--- START ---
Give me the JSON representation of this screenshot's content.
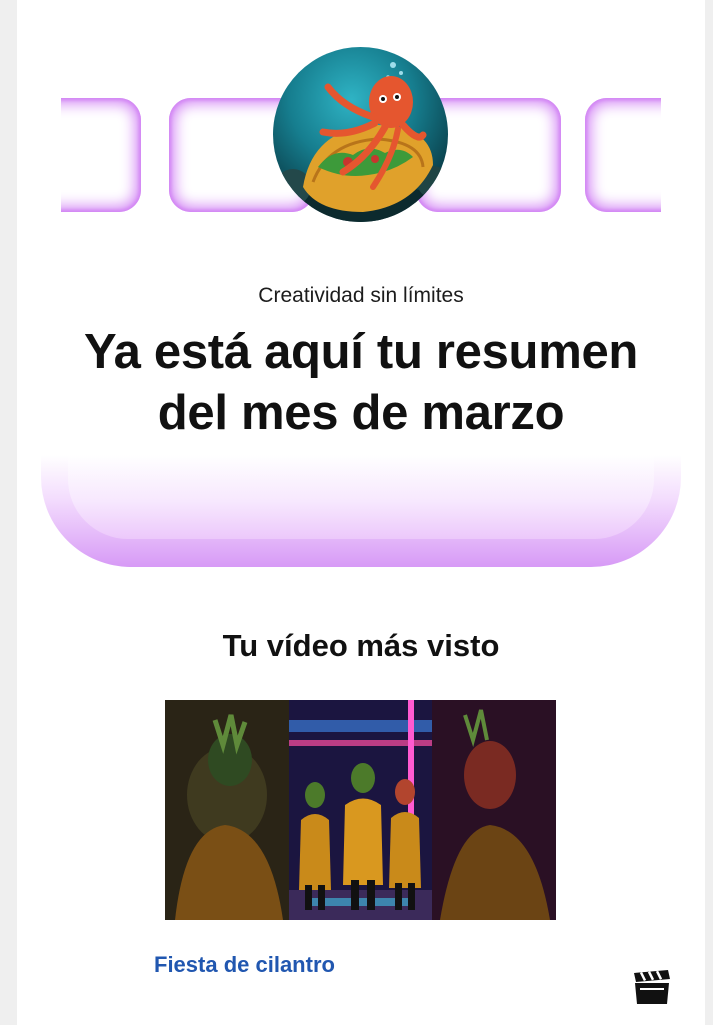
{
  "header": {
    "subtitle": "Creatividad sin límites",
    "headline": "Ya está aquí tu resumen del mes de marzo"
  },
  "avatar": {
    "icon": "octopus-taco-avatar"
  },
  "top_video": {
    "section_title": "Tu vídeo más visto",
    "title": "Fiesta de cilantro",
    "thumbnail_icon": "video-thumbnail",
    "action_icon": "clapperboard-icon"
  },
  "colors": {
    "accent_purple": "#d58cf5",
    "link_blue": "#2157b0",
    "text_dark": "#111111"
  }
}
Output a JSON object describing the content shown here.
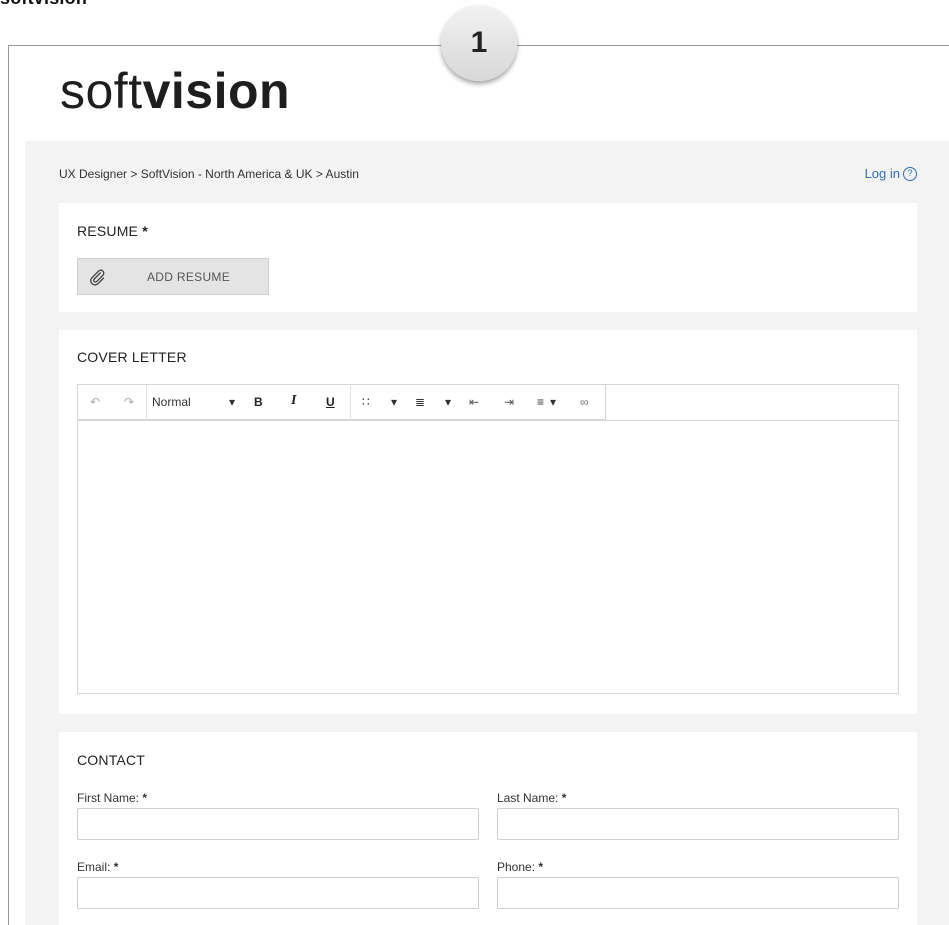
{
  "header": {
    "caption": "softvision",
    "step_number": "1"
  },
  "logo": {
    "text_light": "soft",
    "text_bold": "vision"
  },
  "breadcrumb": "UX Designer > SoftVision - North America & UK > Austin",
  "login": {
    "label": "Log in",
    "icon": "help-circle-icon"
  },
  "resume": {
    "title": "RESUME",
    "required_mark": "*",
    "button_label": "ADD RESUME",
    "button_icon": "paperclip-icon"
  },
  "cover_letter": {
    "title": "COVER LETTER",
    "toolbar": {
      "undo_icon": "↶",
      "redo_icon": "↷",
      "format_value": "Normal",
      "caret": "▾",
      "bold": "B",
      "italic": "I",
      "underline": "U",
      "bullet_icon": "∷",
      "number_icon": "≣",
      "outdent_icon": "⇤",
      "indent_icon": "⇥",
      "align_icon": "≡",
      "link_icon": "∞"
    }
  },
  "contact": {
    "title": "CONTACT",
    "first_name": "First Name:",
    "last_name": "Last Name:",
    "email": "Email:",
    "phone": "Phone:",
    "required_mark": "*"
  }
}
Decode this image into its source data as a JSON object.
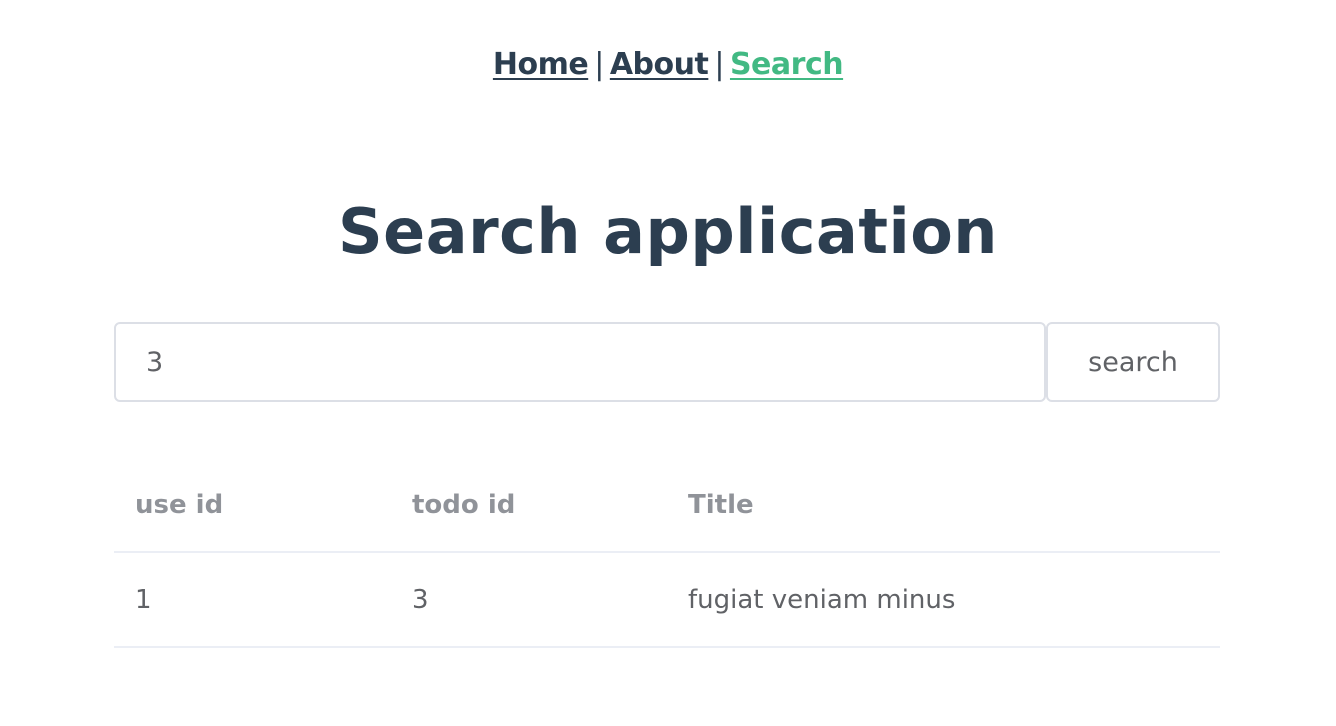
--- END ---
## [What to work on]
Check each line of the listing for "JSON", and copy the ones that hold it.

## [Exercise solution]
Give me the JSON representation of this screenshot's content.
Output a JSON object describing the content shown here.
Decode this image into its source data as a JSON object.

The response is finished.